THIS MORNING: US to wind down war in Afghanistan by 11 September + will FOMO save office life post-covid?
Good morning, everyone. We hope you had a phenomenal iftar last night — and that you’re settling in for a productive workday. One more to go after this and we can all settle in to enjoy the weekend.
This morning’s news? You could be forgiven for thinking we jumped back in time. The big news stories of the day include the Everwhatever, a third wave of covid-19 and GERD, GERD and still more GERD.
Also on the time warp front: We’re still oddly happy that the Citadel’s “Ramadan cannon” is back in service, booming to signal iftar for the first time in 30 years after being reconditioned.
***CATCH UP QUICK with the top stories from yesterday’s edition of EnterprisePM:
- M&A Watch: Cleopatra Hospitals has confirmed that it’s in the race to acquire a majority stake in Alex Medical.
- Tourism slump? What tourism slump? We currently have 54 new hotels in development across Egypt, which will add a combined 16k new rooms by 2023.
- The emerging markets of the future: Future EM growth will be driven by tech adoption, not exports, in a de-globalizing world.
So, when do we eat? Iftar tonight is at 6:21pm CLT. You’ll have until 3:58am CLT to eat your sohour, hydrate, and gulp down as much coffee as you can.
THE BIG STORY INTERNATIONALLY THIS MORNING- The US’ 20-year war in Afghanistan will officially come to an end in September. All US troops in Afghanistan will be withdrawn from the country by 11 September, the Associated Press reports, citing several US officials. The decision will see the withdrawal come up to four months’ later than the Taliban had agreed with the Trump administration last year, but it sets a firm deadline for the administration to finally wind down the war — one that one official said was absolute and won’t be affected by changes in security conditions. Prompted by the 11 September terrorist attacks, the US invaded Afghanistan in October 2001, triggering a two-decade conflict with the Taliban that cost USD 1 tn, the lives of 2.2k US troops, and the deaths of unknown thousands of Afghan civilians. (Washington Post | NYT | CNN | FT)
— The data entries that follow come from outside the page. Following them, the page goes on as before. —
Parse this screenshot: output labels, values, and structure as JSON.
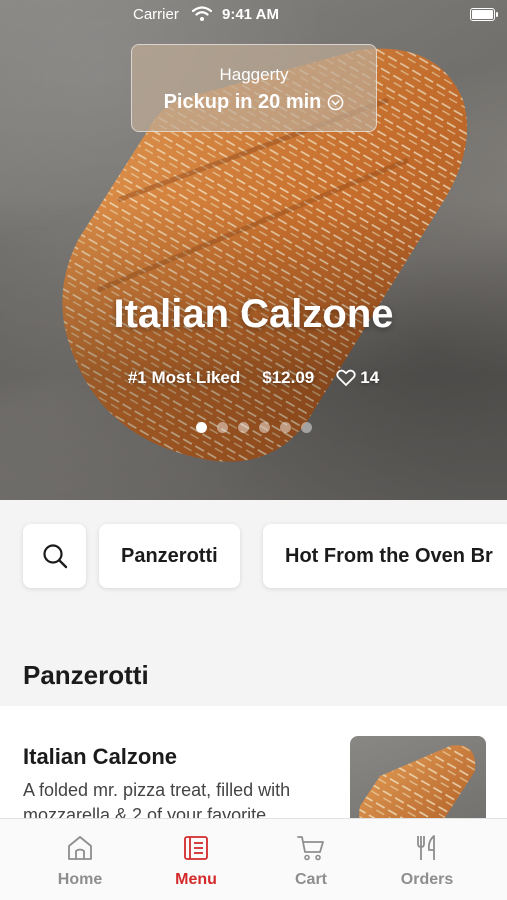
{
  "status_bar": {
    "carrier": "Carrier",
    "time": "9:41 AM"
  },
  "pickup": {
    "store": "Haggerty",
    "eta": "Pickup in 20 min"
  },
  "hero": {
    "title": "Italian Calzone",
    "rank": "#1 Most Liked",
    "price": "$12.09",
    "likes": "14",
    "carousel": {
      "total": 6,
      "active": 1
    }
  },
  "categories": {
    "items": [
      "Panzerotti",
      "Hot From the Oven Br"
    ]
  },
  "section": {
    "title": "Panzerotti"
  },
  "menu_item": {
    "name": "Italian Calzone",
    "description": "A folded mr. pizza treat, filled with mozzarella & 2 of your favorite..."
  },
  "tabs": [
    {
      "label": "Home",
      "icon": "home-icon"
    },
    {
      "label": "Menu",
      "icon": "menu-icon"
    },
    {
      "label": "Cart",
      "icon": "cart-icon"
    },
    {
      "label": "Orders",
      "icon": "orders-icon"
    }
  ],
  "colors": {
    "accent": "#d42a2a",
    "inactive": "#8e8e8e"
  }
}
MORNING MUST READ- FOMO may be what saves office life: Employees working from home after colleagues have returned to the office are likely to experience fear of missing out on insider intel, office gossip, and the chance to network, writes Bloomberg Businessweek contributor Peter Coy. Just 19% of employees said they wanted to continue working from home full-time, which may be caused by the drop in time spent collaborating with coworkers during hours on the clock, Coy writes.
CIRCLE YOUR CALENDAR-
iSheep, take note: Apple is running a virtual event on Tuesday, 20 April at which pundits think it will unveil AirTags and a new iPad Pro with an improved display and faster processor, among other goodies. The headline: Spring Loaded. The event will stream at 7pm CLT on Apple’s website and on Youtube.
More information on the new construction licenses + building code will be made public by tomorrow to explain the details of the new system that will hand out construction licenses.
EBRD President Odile Renaud-Basso could visit Egypt later this month, Al Masry Al Youm reported this weekend following a meeting with Egypt’s ambassador to the UK Tarek Adel. This would be her first official visit to Egypt since she was appointed to head the bank in November.
“Summer hours” will come into effect for retail stores and restaurants as of this Saturday, 17 April. This means retail shops can close at 11 pm (instead of 10 pm during the winter), while cafes and restaurants can stay open until 1 am (instead of midnight currently). We have more details on the winter vs. summer hours here.
The Central Bank of Egypt will meet to discuss interest rates on Thursday, 29 April.
Check out our full calendar on the web for a comprehensive listing of upcoming news events, national holidays and news triggers.
*** It’s Hardhat day — your weekly briefing of all things infrastructure in Egypt: Enterprise’s industry vertical focuses each Wednesday on infrastructure, covering everything from energy, water, transportation, urban development and as well as social infrastructure such as health and education.
In today’s issue: In just six days, the Ever Given’s mishap in the Suez Canal cost Egypt around USD 90 mn in foregone revenues — and has the country seeking some USD 900 mn in damages. This prompted experts to take a closer look at the canal’s infrastructure — and prompted us to look into what they had to say. Suggestions include more dredging efforts, acquiring high-capacity equipment and establishing a parallel railroad track.